§ Saved entries

↓

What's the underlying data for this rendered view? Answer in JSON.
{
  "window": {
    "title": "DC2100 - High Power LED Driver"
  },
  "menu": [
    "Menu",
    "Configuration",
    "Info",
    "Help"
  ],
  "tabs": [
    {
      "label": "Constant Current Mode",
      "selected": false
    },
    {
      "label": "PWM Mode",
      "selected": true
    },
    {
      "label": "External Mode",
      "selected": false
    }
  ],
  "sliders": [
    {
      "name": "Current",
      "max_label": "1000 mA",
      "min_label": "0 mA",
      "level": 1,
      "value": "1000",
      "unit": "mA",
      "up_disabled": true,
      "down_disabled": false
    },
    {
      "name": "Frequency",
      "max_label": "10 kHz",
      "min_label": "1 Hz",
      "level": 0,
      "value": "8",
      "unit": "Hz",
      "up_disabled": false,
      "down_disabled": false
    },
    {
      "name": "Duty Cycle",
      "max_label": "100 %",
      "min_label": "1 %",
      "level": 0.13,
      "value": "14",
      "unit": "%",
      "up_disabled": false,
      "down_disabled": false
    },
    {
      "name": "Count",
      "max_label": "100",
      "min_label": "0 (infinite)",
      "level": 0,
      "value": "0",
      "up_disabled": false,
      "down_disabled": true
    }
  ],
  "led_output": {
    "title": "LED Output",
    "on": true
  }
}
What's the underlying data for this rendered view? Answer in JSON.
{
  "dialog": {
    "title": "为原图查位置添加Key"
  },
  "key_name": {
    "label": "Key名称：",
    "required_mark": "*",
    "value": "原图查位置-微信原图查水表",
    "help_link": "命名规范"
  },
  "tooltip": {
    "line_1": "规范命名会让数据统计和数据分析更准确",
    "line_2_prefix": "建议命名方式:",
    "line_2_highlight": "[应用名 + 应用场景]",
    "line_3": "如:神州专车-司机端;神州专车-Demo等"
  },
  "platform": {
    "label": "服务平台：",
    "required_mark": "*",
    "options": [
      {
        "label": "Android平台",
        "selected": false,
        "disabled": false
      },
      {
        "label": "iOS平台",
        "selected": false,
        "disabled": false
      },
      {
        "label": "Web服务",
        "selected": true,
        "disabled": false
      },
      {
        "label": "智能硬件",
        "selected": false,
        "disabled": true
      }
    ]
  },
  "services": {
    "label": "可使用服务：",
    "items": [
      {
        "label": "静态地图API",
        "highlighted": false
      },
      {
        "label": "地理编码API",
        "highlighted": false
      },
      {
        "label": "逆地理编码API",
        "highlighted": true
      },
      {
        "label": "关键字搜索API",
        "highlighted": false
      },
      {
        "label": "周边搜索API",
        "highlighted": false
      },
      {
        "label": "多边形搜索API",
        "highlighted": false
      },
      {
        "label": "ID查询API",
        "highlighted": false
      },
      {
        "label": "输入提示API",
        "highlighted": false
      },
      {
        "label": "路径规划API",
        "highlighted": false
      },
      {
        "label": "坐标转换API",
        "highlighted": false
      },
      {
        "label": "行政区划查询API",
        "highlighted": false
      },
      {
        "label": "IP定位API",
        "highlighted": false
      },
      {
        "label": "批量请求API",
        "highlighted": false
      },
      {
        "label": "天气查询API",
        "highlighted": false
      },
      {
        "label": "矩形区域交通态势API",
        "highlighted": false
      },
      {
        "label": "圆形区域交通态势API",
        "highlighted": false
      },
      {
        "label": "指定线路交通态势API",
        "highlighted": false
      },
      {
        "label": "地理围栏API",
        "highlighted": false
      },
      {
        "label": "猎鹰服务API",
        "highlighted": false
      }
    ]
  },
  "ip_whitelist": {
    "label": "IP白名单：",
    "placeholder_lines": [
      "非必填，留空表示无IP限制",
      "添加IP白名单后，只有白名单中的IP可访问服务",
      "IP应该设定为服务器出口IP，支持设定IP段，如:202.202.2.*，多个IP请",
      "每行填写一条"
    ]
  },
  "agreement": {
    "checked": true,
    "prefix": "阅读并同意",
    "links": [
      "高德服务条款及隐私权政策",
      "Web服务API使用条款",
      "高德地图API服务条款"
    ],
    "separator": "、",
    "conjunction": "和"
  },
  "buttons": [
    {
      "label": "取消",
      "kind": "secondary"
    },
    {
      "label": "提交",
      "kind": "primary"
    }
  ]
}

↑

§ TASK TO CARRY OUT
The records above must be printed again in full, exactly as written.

§ RESPONSE
What's the underlying data for this rendered view? Answer in JSON.
{
  "window": {
    "title": "DC2100 - High Power LED Driver"
  },
  "menu": [
    "Menu",
    "Configuration",
    "Info",
    "Help"
  ],
  "tabs": [
    {
      "label": "Constant Current Mode",
      "selected": false
    },
    {
      "label": "PWM Mode",
      "selected": true
    },
    {
      "label": "External Mode",
      "selected": false
    }
  ],
  "sliders": [
    {
      "name": "Current",
      "max_label": "1000 mA",
      "min_label": "0 mA",
      "level": 1,
      "value": "1000",
      "unit": "mA",
      "up_disabled": true,
      "down_disabled": false
    },
    {
      "name": "Frequency",
      "max_label": "10 kHz",
      "min_label": "1 Hz",
      "level": 0,
      "value": "8",
      "unit": "Hz",
      "up_disabled": false,
      "down_disabled": false
    },
    {
      "name": "Duty Cycle",
      "max_label": "100 %",
      "min_label": "1 %",
      "level": 0.13,
      "value": "14",
      "unit": "%",
      "up_disabled": false,
      "down_disabled": false
    },
    {
      "name": "Count",
      "max_label": "100",
      "min_label": "0 (infinite)",
      "level": 0,
      "value": "0",
      "up_disabled": false,
      "down_disabled": true
    }
  ],
  "led_output": {
    "title": "LED Output",
    "on": true
  }
}
What's the underlying data for this rendered view? Answer in JSON.
{
  "dialog": {
    "title": "为原图查位置添加Key"
  },
  "key_name": {
    "label": "Key名称：",
    "required_mark": "*",
    "value": "原图查位置-微信原图查水表",
    "help_link": "命名规范"
  },
  "tooltip": {
    "line_1": "规范命名会让数据统计和数据分析更准确",
    "line_2_prefix": "建议命名方式:",
    "line_2_highlight": "[应用名 + 应用场景]",
    "line_3": "如:神州专车-司机端;神州专车-Demo等"
  },
  "platform": {
    "label": "服务平台：",
    "required_mark": "*",
    "options": [
      {
        "label": "Android平台",
        "selected": false,
        "disabled": false
      },
      {
        "label": "iOS平台",
        "selected": false,
        "disabled": false
      },
      {
        "label": "Web服务",
        "selected": true,
        "disabled": false
      },
      {
        "label": "智能硬件",
        "selected": false,
        "disabled": true
      }
    ]
  },
  "services": {
    "label": "可使用服务：",
    "items": [
      {
        "label": "静态地图API",
        "highlighted": false
      },
      {
        "label": "地理编码API",
        "highlighted": false
      },
      {
        "label": "逆地理编码API",
        "highlighted": true
      },
      {
        "label": "关键字搜索API",
        "highlighted": false
      },
      {
        "label": "周边搜索API",
        "highlighted": false
      },
      {
        "label": "多边形搜索API",
        "highlighted": false
      },
      {
        "label": "ID查询API",
        "highlighted": false
      },
      {
        "label": "输入提示API",
        "highlighted": false
      },
      {
        "label": "路径规划API",
        "highlighted": false
      },
      {
        "label": "坐标转换API",
        "highlighted": false
      },
      {
        "label": "行政区划查询API",
        "highlighted": false
      },
      {
        "label": "IP定位API",
        "highlighted": false
      },
      {
        "label": "批量请求API",
        "highlighted": false
      },
      {
        "label": "天气查询API",
        "highlighted": false
      },
      {
        "label": "矩形区域交通态势API",
        "highlighted": false
      },
      {
        "label": "圆形区域交通态势API",
        "highlighted": false
      },
      {
        "label": "指定线路交通态势API",
        "highlighted": false
      },
      {
        "label": "地理围栏API",
        "highlighted": false
      },
      {
        "label": "猎鹰服务API",
        "highlighted": false
      }
    ]
  },
  "ip_whitelist": {
    "label": "IP白名单：",
    "placeholder_lines": [
      "非必填，留空表示无IP限制",
      "添加IP白名单后，只有白名单中的IP可访问服务",
      "IP应该设定为服务器出口IP，支持设定IP段，如:202.202.2.*，多个IP请",
      "每行填写一条"
    ]
  },
  "agreement": {
    "checked": true,
    "prefix": "阅读并同意",
    "links": [
      "高德服务条款及隐私权政策",
      "Web服务API使用条款",
      "高德地图API服务条款"
    ],
    "separator": "、",
    "conjunction": "和"
  },
  "buttons": [
    {
      "label": "取消",
      "kind": "secondary"
    },
    {
      "label": "提交",
      "kind": "primary"
    }
  ]
}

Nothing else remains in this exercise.